## The task
All the data below should be printed again without a single difference.

Page and application data records
::::::

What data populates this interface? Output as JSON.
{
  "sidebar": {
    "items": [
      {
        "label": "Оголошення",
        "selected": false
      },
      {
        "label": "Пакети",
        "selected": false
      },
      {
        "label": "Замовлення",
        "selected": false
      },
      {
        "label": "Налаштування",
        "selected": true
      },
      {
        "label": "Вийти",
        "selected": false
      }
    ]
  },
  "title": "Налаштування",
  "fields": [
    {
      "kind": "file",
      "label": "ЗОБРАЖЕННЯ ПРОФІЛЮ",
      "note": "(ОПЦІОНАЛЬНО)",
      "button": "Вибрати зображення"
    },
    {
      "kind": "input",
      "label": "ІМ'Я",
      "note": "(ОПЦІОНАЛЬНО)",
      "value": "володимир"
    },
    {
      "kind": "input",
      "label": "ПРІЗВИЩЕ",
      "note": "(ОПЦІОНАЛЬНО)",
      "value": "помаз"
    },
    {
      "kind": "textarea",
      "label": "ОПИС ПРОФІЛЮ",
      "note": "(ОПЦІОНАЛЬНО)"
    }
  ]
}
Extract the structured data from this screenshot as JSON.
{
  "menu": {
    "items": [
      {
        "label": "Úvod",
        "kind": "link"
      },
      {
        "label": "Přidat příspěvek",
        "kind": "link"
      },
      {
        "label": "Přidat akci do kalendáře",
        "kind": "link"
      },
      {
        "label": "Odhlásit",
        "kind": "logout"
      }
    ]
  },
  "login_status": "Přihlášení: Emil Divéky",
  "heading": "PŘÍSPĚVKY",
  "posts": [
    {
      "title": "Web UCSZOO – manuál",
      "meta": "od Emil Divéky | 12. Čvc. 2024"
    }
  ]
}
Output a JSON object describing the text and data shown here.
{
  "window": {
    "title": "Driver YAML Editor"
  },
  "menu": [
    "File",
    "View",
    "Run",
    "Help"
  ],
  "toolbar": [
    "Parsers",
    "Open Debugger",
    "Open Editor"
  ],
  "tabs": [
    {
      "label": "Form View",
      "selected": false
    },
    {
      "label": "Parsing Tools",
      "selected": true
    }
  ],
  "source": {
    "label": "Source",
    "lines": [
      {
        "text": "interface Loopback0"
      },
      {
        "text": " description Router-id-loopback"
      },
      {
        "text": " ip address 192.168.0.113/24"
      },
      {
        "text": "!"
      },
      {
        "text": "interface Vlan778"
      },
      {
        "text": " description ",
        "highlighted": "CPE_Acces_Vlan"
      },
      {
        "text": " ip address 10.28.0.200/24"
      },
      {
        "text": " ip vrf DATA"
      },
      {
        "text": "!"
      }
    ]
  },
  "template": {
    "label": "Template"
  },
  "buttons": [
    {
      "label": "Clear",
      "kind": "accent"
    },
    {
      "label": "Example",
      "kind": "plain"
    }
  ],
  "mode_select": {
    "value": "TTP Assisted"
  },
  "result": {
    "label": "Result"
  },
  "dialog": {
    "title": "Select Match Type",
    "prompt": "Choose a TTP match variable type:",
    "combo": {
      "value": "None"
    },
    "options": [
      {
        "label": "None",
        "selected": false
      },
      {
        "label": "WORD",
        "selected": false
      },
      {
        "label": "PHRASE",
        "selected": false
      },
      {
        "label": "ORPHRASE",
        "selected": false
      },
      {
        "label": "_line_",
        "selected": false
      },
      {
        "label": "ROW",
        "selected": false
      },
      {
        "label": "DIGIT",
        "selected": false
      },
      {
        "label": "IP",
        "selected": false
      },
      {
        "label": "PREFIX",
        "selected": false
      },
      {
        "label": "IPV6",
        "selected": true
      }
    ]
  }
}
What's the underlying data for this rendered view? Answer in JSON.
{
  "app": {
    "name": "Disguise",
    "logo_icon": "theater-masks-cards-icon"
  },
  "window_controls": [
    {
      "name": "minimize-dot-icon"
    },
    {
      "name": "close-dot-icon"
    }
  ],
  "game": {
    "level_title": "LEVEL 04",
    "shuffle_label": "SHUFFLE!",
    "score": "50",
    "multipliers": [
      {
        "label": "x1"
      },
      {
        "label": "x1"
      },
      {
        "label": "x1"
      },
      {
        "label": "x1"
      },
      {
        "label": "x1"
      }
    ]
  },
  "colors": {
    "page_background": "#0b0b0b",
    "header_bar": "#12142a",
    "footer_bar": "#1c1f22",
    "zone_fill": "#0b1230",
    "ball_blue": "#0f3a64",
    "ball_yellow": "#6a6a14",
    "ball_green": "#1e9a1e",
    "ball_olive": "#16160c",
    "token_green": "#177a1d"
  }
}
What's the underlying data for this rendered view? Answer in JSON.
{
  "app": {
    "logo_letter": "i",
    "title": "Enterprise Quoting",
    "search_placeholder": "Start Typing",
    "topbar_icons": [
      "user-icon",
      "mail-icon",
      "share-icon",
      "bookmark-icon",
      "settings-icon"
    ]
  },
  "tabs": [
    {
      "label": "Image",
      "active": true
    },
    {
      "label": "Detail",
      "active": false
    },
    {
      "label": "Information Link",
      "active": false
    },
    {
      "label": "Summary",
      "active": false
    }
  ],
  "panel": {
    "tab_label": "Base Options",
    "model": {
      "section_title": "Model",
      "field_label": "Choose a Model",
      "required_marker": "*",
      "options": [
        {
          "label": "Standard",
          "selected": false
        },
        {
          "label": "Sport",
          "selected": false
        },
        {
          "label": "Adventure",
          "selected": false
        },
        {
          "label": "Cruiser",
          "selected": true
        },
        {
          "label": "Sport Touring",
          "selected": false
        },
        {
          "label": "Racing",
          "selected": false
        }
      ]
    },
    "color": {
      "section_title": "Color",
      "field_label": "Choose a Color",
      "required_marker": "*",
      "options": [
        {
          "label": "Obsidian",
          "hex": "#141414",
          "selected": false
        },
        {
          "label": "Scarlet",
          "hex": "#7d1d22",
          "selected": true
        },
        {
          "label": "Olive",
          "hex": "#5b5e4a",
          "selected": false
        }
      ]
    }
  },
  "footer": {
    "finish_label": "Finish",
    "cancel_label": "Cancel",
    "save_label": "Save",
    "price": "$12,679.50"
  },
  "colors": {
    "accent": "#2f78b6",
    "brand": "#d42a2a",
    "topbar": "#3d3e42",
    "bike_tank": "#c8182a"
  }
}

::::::

## Result of this task
What data populates this interface? Output as JSON.
{
  "sidebar": {
    "items": [
      {
        "label": "Оголошення",
        "selected": false
      },
      {
        "label": "Пакети",
        "selected": false
      },
      {
        "label": "Замовлення",
        "selected": false
      },
      {
        "label": "Налаштування",
        "selected": true
      },
      {
        "label": "Вийти",
        "selected": false
      }
    ]
  },
  "title": "Налаштування",
  "fields": [
    {
      "kind": "file",
      "label": "ЗОБРАЖЕННЯ ПРОФІЛЮ",
      "note": "(ОПЦІОНАЛЬНО)",
      "button": "Вибрати зображення"
    },
    {
      "kind": "input",
      "label": "ІМ'Я",
      "note": "(ОПЦІОНАЛЬНО)",
      "value": "володимир"
    },
    {
      "kind": "input",
      "label": "ПРІЗВИЩЕ",
      "note": "(ОПЦІОНАЛЬНО)",
      "value": "помаз"
    },
    {
      "kind": "textarea",
      "label": "ОПИС ПРОФІЛЮ",
      "note": "(ОПЦІОНАЛЬНО)"
    }
  ]
}
Extract the structured data from this screenshot as JSON.
{
  "menu": {
    "items": [
      {
        "label": "Úvod",
        "kind": "link"
      },
      {
        "label": "Přidat příspěvek",
        "kind": "link"
      },
      {
        "label": "Přidat akci do kalendáře",
        "kind": "link"
      },
      {
        "label": "Odhlásit",
        "kind": "logout"
      }
    ]
  },
  "login_status": "Přihlášení: Emil Divéky",
  "heading": "PŘÍSPĚVKY",
  "posts": [
    {
      "title": "Web UCSZOO – manuál",
      "meta": "od Emil Divéky | 12. Čvc. 2024"
    }
  ]
}
Output a JSON object describing the text and data shown here.
{
  "window": {
    "title": "Driver YAML Editor"
  },
  "menu": [
    "File",
    "View",
    "Run",
    "Help"
  ],
  "toolbar": [
    "Parsers",
    "Open Debugger",
    "Open Editor"
  ],
  "tabs": [
    {
      "label": "Form View",
      "selected": false
    },
    {
      "label": "Parsing Tools",
      "selected": true
    }
  ],
  "source": {
    "label": "Source",
    "lines": [
      {
        "text": "interface Loopback0"
      },
      {
        "text": " description Router-id-loopback"
      },
      {
        "text": " ip address 192.168.0.113/24"
      },
      {
        "text": "!"
      },
      {
        "text": "interface Vlan778"
      },
      {
        "text": " description ",
        "highlighted": "CPE_Acces_Vlan"
      },
      {
        "text": " ip address 10.28.0.200/24"
      },
      {
        "text": " ip vrf DATA"
      },
      {
        "text": "!"
      }
    ]
  },
  "template": {
    "label": "Template"
  },
  "buttons": [
    {
      "label": "Clear",
      "kind": "accent"
    },
    {
      "label": "Example",
      "kind": "plain"
    }
  ],
  "mode_select": {
    "value": "TTP Assisted"
  },
  "result": {
    "label": "Result"
  },
  "dialog": {
    "title": "Select Match Type",
    "prompt": "Choose a TTP match variable type:",
    "combo": {
      "value": "None"
    },
    "options": [
      {
        "label": "None",
        "selected": false
      },
      {
        "label": "WORD",
        "selected": false
      },
      {
        "label": "PHRASE",
        "selected": false
      },
      {
        "label": "ORPHRASE",
        "selected": false
      },
      {
        "label": "_line_",
        "selected": false
      },
      {
        "label": "ROW",
        "selected": false
      },
      {
        "label": "DIGIT",
        "selected": false
      },
      {
        "label": "IP",
        "selected": false
      },
      {
        "label": "PREFIX",
        "selected": false
      },
      {
        "label": "IPV6",
        "selected": true
      }
    ]
  }
}
What's the underlying data for this rendered view? Answer in JSON.
{
  "app": {
    "name": "Disguise",
    "logo_icon": "theater-masks-cards-icon"
  },
  "window_controls": [
    {
      "name": "minimize-dot-icon"
    },
    {
      "name": "close-dot-icon"
    }
  ],
  "game": {
    "level_title": "LEVEL 04",
    "shuffle_label": "SHUFFLE!",
    "score": "50",
    "multipliers": [
      {
        "label": "x1"
      },
      {
        "label": "x1"
      },
      {
        "label": "x1"
      },
      {
        "label": "x1"
      },
      {
        "label": "x1"
      }
    ]
  },
  "colors": {
    "page_background": "#0b0b0b",
    "header_bar": "#12142a",
    "footer_bar": "#1c1f22",
    "zone_fill": "#0b1230",
    "ball_blue": "#0f3a64",
    "ball_yellow": "#6a6a14",
    "ball_green": "#1e9a1e",
    "ball_olive": "#16160c",
    "token_green": "#177a1d"
  }
}
What's the underlying data for this rendered view? Answer in JSON.
{
  "app": {
    "logo_letter": "i",
    "title": "Enterprise Quoting",
    "search_placeholder": "Start Typing",
    "topbar_icons": [
      "user-icon",
      "mail-icon",
      "share-icon",
      "bookmark-icon",
      "settings-icon"
    ]
  },
  "tabs": [
    {
      "label": "Image",
      "active": true
    },
    {
      "label": "Detail",
      "active": false
    },
    {
      "label": "Information Link",
      "active": false
    },
    {
      "label": "Summary",
      "active": false
    }
  ],
  "panel": {
    "tab_label": "Base Options",
    "model": {
      "section_title": "Model",
      "field_label": "Choose a Model",
      "required_marker": "*",
      "options": [
        {
          "label": "Standard",
          "selected": false
        },
        {
          "label": "Sport",
          "selected": false
        },
        {
          "label": "Adventure",
          "selected": false
        },
        {
          "label": "Cruiser",
          "selected": true
        },
        {
          "label": "Sport Touring",
          "selected": false
        },
        {
          "label": "Racing",
          "selected": false
        }
      ]
    },
    "color": {
      "section_title": "Color",
      "field_label": "Choose a Color",
      "required_marker": "*",
      "options": [
        {
          "label": "Obsidian",
          "hex": "#141414",
          "selected": false
        },
        {
          "label": "Scarlet",
          "hex": "#7d1d22",
          "selected": true
        },
        {
          "label": "Olive",
          "hex": "#5b5e4a",
          "selected": false
        }
      ]
    }
  },
  "footer": {
    "finish_label": "Finish",
    "cancel_label": "Cancel",
    "save_label": "Save",
    "price": "$12,679.50"
  },
  "colors": {
    "accent": "#2f78b6",
    "brand": "#d42a2a",
    "topbar": "#3d3e42",
    "bike_tank": "#c8182a"
  }
}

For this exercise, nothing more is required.